“For those who ignored or refused to sign the declaration, we will doubt whether they are willing to bear the responsibilities as civil servants and whether they are fit to carry out their duties. In other words, we don’t have faith in them,” he said.
All civil servants have been required since October to sign the declaration pledging to uphold the Basic Law, the city’s mini-constitution, bear allegiance to the Hong Kong Special Administrative Region, be dedicated to their duties and be responsible to the government.
The declaration aims to strengthen allegiance in the public sector following the adoption of the national security law in late June. Civil servants who had taken the oath are also expected to support government policies, including implementation of the law.
“For those who signed the pledge, if they act or say something against the government, such as promoting Hong Kong independence or colluding with foreign forces, they would be deemed breaching their pledge of allegiance and subject to dismissal,” Nip said.
Explanations as to why workers did not make the pledge included claims it infringed upon their freedom of speech, they disagreed with the declaration’s content and that it might conflict with a foreign passport they held.
But Nip dismissed these reasons as unacceptable. “As civil servants, they should not say something in public against the government or the Basic Law. I don’t see how the oath-taking would infringe upon their freedom of speech or be in conflict with holding a foreign passport,” he said.
The government will introduce in May an oath-taking arrangement for officers appointed on non-civil service terms, such as non-civil service contract staff as they are also considered public officers under the national security law.
As to whether staff of subsidised organisations such as welfare groups and schools would be subject to the same oath-taking requirement even though they were not civil servants, Nip said the government had been studying an appropriate arrangement under the security law for these institutions.

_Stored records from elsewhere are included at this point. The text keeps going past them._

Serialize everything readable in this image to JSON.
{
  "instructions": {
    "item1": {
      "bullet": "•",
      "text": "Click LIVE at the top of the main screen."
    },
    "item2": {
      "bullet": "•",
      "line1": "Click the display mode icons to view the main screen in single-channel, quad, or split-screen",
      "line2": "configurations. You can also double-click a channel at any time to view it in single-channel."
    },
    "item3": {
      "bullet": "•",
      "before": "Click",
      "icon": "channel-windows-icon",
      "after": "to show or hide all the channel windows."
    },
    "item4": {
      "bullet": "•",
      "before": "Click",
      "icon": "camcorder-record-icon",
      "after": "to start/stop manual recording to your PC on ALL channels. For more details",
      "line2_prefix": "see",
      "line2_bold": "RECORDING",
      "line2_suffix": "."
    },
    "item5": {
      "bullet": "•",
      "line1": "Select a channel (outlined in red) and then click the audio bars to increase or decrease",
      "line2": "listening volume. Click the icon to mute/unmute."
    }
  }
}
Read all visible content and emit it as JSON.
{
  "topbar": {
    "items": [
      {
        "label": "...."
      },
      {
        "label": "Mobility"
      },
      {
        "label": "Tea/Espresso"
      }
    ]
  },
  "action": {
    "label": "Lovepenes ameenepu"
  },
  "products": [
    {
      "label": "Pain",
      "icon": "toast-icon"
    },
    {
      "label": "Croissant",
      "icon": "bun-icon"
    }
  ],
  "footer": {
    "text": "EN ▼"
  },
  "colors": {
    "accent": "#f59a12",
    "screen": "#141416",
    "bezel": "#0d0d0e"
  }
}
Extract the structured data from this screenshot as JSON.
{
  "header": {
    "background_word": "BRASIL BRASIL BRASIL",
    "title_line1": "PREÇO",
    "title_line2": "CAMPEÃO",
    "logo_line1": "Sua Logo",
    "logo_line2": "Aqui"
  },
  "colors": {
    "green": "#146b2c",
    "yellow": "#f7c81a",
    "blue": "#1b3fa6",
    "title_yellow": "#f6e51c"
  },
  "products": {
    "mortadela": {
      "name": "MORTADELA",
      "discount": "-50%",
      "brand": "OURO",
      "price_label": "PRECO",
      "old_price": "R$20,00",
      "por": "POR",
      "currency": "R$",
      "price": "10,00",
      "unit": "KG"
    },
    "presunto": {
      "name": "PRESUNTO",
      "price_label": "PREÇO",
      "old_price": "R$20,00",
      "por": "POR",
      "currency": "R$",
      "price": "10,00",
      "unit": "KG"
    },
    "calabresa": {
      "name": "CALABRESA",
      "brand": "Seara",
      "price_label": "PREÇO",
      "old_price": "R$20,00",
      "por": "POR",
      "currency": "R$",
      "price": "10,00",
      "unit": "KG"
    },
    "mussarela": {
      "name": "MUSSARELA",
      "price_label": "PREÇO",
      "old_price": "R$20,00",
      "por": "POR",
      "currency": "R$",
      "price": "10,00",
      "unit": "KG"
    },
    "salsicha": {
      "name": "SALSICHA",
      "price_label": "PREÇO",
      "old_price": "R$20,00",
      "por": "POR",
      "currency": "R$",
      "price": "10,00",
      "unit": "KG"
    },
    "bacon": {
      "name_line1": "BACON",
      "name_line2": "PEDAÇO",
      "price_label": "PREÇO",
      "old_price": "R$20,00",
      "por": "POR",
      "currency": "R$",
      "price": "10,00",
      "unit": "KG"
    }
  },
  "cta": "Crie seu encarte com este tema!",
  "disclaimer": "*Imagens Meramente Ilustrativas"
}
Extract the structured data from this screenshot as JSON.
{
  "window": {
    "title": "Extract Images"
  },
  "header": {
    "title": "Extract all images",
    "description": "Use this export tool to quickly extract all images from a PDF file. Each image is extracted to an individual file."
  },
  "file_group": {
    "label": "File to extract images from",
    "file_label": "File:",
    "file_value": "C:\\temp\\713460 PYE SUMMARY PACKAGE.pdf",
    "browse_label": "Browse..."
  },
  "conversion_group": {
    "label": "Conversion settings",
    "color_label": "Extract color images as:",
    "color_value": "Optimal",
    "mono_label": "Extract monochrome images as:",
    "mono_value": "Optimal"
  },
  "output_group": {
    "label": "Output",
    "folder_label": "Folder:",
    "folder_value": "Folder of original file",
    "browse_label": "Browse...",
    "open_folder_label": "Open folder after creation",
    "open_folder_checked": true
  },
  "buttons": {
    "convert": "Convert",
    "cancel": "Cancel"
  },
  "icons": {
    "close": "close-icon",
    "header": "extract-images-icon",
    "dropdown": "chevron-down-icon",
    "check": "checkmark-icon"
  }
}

Lawmaker Chan Chun-ying, representing the finance sector, urged the government to bar anyone who refused to sign the declaration from rejoining the civil service, including for contract jobs. Nip said whether a person had refused to make the pledge would be an important factor to consider if they applied to work for the government in future.